Scientists discover deepwater corals off US Coast

NOAA scientists have discovered areas of deep-sea corals in the NOAA Olympic Coast National Marine Sanctuary off the Washington state’s Olympic Peninsula during a recent 12-day scientific research mission on board the NOAA ship McArthur II.

Results from the surveys were dramatic. At least six species of soft coral and one species of stony coral were observed. In some areas scientists encountered fields of erect soft corals known as “gorgonians” with individual colonies as high as three feet and in other areas isolated patches of coral colonies associated with scattered boulders.

Corals observed included giant cup corals, branching soft corals such as “bubblegum coral” and the stony reef-building coral Lophelia, discovered during the earlier pilot cruise in 2004.

“We know that deepwater corals are an important part of the ocean ecosystem, but we know very little about them,” said Timothy R. Keeney, deputy assistant secretary for oceans and atmosphere, and co-chair of the United States Coral Reef Task Force.

“Further study of this area shows promise in expanding our understanding of the ecological role of deep coral habitats, and perhaps even providing insights into the future impacts of climate change and ocean acidification on such important ecosystems.”

During the mission, scientists used a remotely operated vehicle, or ROV, in depths from 300 feet to 2,000 feet to photograph and videotape the coral and sponge assemblages while also collecting specimens with the ROV’s manipulator arms.

This cruise followed up an initial pilot survey in June 2004 when NOAA scientists found small samples of a stony coral, Lophelia pertusa, the most important reef-building deepwater coral in the Atlantic Ocean but rarely recorded off the Pacific Northwest coast or elsewhere in the North Pacific.

“We planned this research mission in the expectation that there would be more of these coral communities based on the limited information gathered in 2004 and from scientific literature,” said NOAA investigator Ed Bowlby, who serves as the NOAA Olympic Coast National Marine Sanctuary research coordinator.

“What we found, within the headlight of our ROV, confirmed that these coral communities are a significant portion of the ecosystem in the sanctuary. What lies outside of that headlight is intriguing and makes us eager to return.”

Researchers observed coral species supporting thriving populations of invertebrates as diverse as tubeworms, shrimp, brittle stars, sea slugs, crab, colonial and solitary sea anemones and feather stars.

Some of the coral assemblages appeared to form aggregation sites for rockfish of several species and pregnant females of at least three species of rockfish were observed nestled among the coral and sponge structure. On several occasions, researchers also saw egg cases of sharks attached to the coral colonies.
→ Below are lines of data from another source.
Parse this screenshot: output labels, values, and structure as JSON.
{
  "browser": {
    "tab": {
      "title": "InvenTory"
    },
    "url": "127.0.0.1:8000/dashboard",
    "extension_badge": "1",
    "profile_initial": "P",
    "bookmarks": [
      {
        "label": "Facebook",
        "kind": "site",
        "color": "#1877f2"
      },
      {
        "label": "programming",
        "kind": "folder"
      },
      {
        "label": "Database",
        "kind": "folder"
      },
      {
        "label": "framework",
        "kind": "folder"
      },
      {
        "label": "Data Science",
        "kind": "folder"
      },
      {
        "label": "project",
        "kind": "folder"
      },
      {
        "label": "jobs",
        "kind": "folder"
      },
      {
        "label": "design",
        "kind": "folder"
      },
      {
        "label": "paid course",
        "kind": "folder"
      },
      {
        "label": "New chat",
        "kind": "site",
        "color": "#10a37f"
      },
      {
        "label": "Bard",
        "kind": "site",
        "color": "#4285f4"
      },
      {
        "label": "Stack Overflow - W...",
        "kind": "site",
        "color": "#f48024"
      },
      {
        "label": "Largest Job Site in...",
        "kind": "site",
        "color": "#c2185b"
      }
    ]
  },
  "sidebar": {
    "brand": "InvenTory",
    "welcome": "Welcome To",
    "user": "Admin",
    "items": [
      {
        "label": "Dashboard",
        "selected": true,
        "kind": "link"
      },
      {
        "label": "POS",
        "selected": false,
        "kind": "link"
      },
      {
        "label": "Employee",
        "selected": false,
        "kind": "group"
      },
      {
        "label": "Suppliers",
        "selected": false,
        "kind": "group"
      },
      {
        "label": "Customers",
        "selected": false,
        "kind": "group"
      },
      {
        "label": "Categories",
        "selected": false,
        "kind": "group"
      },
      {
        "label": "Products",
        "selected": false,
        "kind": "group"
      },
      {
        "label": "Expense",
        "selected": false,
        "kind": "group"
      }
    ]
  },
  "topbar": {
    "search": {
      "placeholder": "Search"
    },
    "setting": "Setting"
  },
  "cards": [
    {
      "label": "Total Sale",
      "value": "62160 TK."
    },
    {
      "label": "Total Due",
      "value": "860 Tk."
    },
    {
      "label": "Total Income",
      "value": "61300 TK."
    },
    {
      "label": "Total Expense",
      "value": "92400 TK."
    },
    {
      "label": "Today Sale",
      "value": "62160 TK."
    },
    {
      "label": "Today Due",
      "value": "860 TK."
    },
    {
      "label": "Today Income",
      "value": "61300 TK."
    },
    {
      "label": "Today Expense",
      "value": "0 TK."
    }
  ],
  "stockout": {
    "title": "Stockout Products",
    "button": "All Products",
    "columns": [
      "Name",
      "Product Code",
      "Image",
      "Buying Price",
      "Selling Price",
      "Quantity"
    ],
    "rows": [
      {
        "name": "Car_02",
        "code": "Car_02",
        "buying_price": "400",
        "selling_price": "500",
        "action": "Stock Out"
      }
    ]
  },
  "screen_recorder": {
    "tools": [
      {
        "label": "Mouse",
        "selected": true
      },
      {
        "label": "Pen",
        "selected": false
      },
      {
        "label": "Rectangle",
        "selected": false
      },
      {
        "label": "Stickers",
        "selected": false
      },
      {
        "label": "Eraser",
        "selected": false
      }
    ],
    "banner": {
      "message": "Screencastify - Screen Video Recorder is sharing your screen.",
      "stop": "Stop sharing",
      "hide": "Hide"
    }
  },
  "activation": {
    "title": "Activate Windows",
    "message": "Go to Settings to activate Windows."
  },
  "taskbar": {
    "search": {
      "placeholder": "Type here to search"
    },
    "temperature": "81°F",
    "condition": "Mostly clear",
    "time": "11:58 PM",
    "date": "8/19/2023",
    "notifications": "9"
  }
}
The researchers surveyed more than 15 sites, and coral communities were found on portions of all but one of the sites.

Source: NOAA

Images: NOAA